Step 5: Disconnect The Trachea
Once you reach the breastbone, utilize the serrated section of your knife to saw through the center. Then reach your off hand up into the deer’s throat area to find the trachea tube.
After locating it, use your dominant hand to cut and disconnect the trachea. Next, begin pulling the tube down toward the bottom of the deer.
Step 6: Remove All Organs & Entrails
As you’re working the trachea tube downward, begin cutting all connecting tissue to the organs and entrails. This will enable you to pull everything out in one piece.
When working from top to bottom, the heart and lungs will come out of the chest cavity first followed by the stomach, intestines and other organs of the lower cavity.

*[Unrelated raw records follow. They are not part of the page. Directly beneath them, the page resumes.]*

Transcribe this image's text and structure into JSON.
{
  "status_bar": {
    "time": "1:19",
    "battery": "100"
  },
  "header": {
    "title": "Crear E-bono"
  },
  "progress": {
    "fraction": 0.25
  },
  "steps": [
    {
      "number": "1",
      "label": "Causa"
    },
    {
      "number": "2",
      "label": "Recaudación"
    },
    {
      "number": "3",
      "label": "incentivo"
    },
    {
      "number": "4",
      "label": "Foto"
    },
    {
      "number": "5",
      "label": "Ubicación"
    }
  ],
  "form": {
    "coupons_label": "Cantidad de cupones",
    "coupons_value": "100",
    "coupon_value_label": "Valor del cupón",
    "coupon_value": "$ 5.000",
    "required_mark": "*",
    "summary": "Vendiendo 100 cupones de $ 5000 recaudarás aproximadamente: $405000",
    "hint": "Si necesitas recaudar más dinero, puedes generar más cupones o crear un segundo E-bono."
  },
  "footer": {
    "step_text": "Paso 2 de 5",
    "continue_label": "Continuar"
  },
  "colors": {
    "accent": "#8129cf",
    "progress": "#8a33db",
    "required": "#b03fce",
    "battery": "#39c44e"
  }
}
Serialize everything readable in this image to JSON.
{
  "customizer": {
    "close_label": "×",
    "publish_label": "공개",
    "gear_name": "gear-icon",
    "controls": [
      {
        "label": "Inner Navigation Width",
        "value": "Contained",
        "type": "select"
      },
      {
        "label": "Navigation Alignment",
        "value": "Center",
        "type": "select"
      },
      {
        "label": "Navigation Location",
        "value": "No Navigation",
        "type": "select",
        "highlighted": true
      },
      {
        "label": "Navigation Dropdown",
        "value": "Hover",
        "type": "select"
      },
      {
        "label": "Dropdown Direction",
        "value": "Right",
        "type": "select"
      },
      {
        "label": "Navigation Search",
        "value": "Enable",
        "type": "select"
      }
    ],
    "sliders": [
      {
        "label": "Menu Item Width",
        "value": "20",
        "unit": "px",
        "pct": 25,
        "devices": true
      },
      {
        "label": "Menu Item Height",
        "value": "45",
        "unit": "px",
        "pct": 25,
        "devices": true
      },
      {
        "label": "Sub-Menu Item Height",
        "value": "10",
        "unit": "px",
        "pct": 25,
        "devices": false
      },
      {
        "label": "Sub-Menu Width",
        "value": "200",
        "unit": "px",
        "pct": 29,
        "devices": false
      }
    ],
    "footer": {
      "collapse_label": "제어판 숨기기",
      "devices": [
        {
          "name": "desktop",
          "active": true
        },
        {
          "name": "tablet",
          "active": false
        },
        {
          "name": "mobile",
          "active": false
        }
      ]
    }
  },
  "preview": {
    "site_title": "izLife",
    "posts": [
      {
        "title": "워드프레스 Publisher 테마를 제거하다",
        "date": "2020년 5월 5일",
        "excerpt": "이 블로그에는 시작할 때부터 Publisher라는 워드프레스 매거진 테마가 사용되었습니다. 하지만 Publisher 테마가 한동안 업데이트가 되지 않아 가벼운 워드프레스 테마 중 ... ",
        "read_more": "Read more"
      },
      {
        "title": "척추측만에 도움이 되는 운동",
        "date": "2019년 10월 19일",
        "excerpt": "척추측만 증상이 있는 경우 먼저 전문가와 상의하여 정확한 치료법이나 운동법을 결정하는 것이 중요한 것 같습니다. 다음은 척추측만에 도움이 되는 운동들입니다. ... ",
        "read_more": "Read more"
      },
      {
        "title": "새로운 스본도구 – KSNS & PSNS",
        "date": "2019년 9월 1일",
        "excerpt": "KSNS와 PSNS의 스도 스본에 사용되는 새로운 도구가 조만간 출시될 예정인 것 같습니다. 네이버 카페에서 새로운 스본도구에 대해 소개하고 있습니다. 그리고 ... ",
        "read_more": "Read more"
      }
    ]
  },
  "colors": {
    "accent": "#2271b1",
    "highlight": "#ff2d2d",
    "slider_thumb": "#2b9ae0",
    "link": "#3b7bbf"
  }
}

Upon completion, move back to your starting point between the back legs and cut all the way down through the meat until you reach the anus. With the pelvis clearly exposed, you can now safely remove the bladder and lower portion of the large intestine.
Step 7: Flip, Drain & Maintain
After all organs and entrails have been removed, simply flip the deer back over, spread the legs out and let it drain for a few minutes. During early-season hunts or warm-weather conditions, I like to go ahead and cut out the inner tenderloins and place them in one of my Ziploc freezer bags from my kit.
In addition, I always carry a quality cooler loaded with a couple of bags of ice in my truck, especially on early-season hunts. This allows me to safely store the inner tenderloins, and I can stuff one of the ice bags inside the deer’s cavity once I’m back at the truck to help keep the meat cool during transport.